by Chris Gray and Peter Liepa
To be honest, the members of the ANALOG staff have never been very impressed with most of the software from First Star. Some of their programs, such as Bristles, had messy glitches; others just didn't cut the mustard in the fun department.
Needless to say, I was very pleasantly surprised when I saw Boulder Dash. In my opinion, this game tops all of First Star's previous efforts in terms of originality, long-lasting challenge, and just plain fun.
In Boulder Dash, you play the part of Rockford, a small quasi-human with the power to dig through the earth. Rockford's objective is to collect as many glittering diamonds as he can.
Rockford's job isn't that easy, though. He must dodge the boulders and diamonds which fall when he digs under them. One wrong step, and Rockford is only a fond memory!
Some levels contain Fireflies, flashing objects which kill Rockford on contact. Their behavior is predictable, so Rockford can avoid them, if he keeps his eyes open. Rockford can also kill the Fireflies by dropping boulders on them.
Butterflies are another danger for Rockford to look out for. They are similar to Fireflies, but move in the opposite direction. Unlike Fireflies, Butterflies turn into diamonds when they are killed.
Other features, such as a growing green amoeba and enchanted walls (which turn boulders into diamonds and vice-versa) add to the challenge of this original game.
Each level of Boulder Dash takes place in a different "cave," made up of several scrolling screens. These caves range in difficulty from "extremely easy" to "almost impossible." There are sixteen caves in Boulder Dash, each with five difficulty levels and different puzzles to solve. Rockford's time in each cave is limited, so the screens must be completed as quickly as possible.
Unlike other games, Boulder Dash doesn't simply speed up the action on each level, but rearranges the obstacles and increases Rockford's quota of diamonds.
Every four caves, you are given the chance to solve a "playable intermission" screen. If you successfully complete the screen, you are awarded a bonus Rockford. Some of these intermission screens seem more difficult than the caves (even though I've made it through all sixteen caves, there is one intermission screen I can't get through -- yet)!
One nice thing about Boulder Dash is that all the caves are stored in memory while the game is being played. The computer doesn't have to access the disk each time a new level appears, so your disk is spared the extra wear.
Ever since Boulder Dash arrived, publisher Lee Pappas and I have been racing to solve each level. Boulder Dash is very addictive, because each new level presents new challenges.
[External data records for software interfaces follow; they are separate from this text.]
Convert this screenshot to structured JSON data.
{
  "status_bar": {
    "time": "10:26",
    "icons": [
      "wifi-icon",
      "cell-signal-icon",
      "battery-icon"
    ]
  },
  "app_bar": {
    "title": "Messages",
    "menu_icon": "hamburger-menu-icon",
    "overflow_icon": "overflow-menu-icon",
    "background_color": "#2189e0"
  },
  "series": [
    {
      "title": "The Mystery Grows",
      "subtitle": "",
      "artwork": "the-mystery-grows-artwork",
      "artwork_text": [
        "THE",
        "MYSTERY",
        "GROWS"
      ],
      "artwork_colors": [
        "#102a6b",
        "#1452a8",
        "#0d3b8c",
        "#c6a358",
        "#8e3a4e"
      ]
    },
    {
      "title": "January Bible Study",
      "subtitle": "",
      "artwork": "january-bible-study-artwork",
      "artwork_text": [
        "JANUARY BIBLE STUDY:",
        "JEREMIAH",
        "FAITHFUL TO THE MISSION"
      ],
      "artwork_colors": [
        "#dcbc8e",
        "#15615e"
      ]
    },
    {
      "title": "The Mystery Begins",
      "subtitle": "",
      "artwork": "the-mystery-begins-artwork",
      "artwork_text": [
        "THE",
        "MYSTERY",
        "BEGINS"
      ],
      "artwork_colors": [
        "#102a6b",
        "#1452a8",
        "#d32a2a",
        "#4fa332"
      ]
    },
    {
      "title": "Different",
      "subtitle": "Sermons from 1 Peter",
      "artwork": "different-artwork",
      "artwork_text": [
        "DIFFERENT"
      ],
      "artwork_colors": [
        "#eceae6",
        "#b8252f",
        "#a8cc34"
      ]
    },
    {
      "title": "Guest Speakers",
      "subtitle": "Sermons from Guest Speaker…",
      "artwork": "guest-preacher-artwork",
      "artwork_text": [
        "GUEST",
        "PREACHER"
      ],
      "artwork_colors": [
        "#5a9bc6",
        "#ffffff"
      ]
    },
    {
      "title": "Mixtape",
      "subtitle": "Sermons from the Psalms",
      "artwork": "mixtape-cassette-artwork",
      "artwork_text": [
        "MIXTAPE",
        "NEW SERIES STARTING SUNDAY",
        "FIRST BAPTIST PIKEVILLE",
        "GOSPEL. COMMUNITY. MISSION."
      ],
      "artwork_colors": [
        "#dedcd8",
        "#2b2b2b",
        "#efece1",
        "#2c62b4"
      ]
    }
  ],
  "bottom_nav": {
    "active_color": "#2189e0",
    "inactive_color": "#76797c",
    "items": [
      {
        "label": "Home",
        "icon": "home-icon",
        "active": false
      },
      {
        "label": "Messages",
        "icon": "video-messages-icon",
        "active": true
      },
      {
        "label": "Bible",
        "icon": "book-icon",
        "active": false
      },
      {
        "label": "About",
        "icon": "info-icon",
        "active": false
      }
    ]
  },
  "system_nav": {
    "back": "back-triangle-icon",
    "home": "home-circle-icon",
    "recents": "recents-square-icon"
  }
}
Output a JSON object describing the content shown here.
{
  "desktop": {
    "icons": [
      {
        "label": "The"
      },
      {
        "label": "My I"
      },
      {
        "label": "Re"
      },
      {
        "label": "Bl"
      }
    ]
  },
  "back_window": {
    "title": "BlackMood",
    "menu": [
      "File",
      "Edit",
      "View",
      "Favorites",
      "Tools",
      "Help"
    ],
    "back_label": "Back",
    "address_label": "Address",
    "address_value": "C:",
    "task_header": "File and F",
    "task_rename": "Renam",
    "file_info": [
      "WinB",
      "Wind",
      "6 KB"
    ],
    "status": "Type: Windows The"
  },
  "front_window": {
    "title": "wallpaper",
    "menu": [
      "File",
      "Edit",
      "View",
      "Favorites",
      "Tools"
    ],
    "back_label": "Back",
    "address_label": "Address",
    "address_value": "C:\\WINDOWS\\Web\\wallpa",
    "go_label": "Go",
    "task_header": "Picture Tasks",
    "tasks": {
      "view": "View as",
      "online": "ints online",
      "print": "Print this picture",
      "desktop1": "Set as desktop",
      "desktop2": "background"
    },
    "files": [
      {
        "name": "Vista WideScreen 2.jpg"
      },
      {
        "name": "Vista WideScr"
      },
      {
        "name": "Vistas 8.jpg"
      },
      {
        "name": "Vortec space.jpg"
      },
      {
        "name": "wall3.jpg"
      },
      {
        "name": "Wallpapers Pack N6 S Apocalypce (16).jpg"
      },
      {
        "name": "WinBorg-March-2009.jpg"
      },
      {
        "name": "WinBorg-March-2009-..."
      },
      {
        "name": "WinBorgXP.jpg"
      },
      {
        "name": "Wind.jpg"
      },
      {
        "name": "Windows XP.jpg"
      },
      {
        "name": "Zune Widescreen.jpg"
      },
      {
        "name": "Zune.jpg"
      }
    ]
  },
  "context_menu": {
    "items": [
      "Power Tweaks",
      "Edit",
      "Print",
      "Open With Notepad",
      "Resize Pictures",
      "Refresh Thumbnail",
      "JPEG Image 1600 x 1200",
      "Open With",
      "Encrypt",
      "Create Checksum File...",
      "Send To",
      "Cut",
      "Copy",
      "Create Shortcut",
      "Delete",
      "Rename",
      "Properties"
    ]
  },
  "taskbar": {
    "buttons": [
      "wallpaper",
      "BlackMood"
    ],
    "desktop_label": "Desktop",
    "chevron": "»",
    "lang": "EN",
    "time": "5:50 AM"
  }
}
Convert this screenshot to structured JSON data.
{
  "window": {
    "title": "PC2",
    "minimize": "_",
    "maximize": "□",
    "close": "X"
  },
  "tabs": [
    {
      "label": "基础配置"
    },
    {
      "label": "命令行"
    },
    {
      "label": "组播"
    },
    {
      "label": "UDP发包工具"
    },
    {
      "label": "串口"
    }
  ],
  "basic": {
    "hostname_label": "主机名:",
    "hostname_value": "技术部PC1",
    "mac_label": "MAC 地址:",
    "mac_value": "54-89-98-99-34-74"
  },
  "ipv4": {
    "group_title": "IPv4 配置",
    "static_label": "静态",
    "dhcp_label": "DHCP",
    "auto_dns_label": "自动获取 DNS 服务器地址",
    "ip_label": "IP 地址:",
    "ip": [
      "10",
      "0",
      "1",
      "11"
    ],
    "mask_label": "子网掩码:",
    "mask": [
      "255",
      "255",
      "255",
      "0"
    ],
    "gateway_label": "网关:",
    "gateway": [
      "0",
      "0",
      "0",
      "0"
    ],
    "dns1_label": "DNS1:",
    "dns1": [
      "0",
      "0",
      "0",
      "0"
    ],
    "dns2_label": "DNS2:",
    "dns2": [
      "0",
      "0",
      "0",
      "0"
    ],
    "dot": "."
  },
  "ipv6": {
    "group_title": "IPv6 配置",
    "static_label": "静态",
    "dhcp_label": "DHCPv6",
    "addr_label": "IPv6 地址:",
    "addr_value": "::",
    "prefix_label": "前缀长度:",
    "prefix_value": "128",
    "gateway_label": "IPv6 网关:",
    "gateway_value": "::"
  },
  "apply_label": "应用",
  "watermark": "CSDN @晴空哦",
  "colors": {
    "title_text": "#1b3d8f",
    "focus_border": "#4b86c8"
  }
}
The level of detail in Boulder Dash is good, too. Whenever Rockford is standing still, his eyes will blink, he'll put his hands on his hips and tap his foot impatiently.
Being a programmer myself, I couldn't help but have a small gripe about Boulder Dash.
While the figures of Rockford, the Fireflies and Butterflies are animated smoothly, they "jump" from one position on the screen to the next. When I first saw the game, this bothered me somewhat, but after playing the game for some time I have found that it does not affect the playability at all. Boulder Dash is, quite simply, an exceptional game, and one of the best yet for the Atari computer systems.
Incidentally, as further proof of this game's appeal, Boulder Dash has recently been adapted for arcade use by Exidy!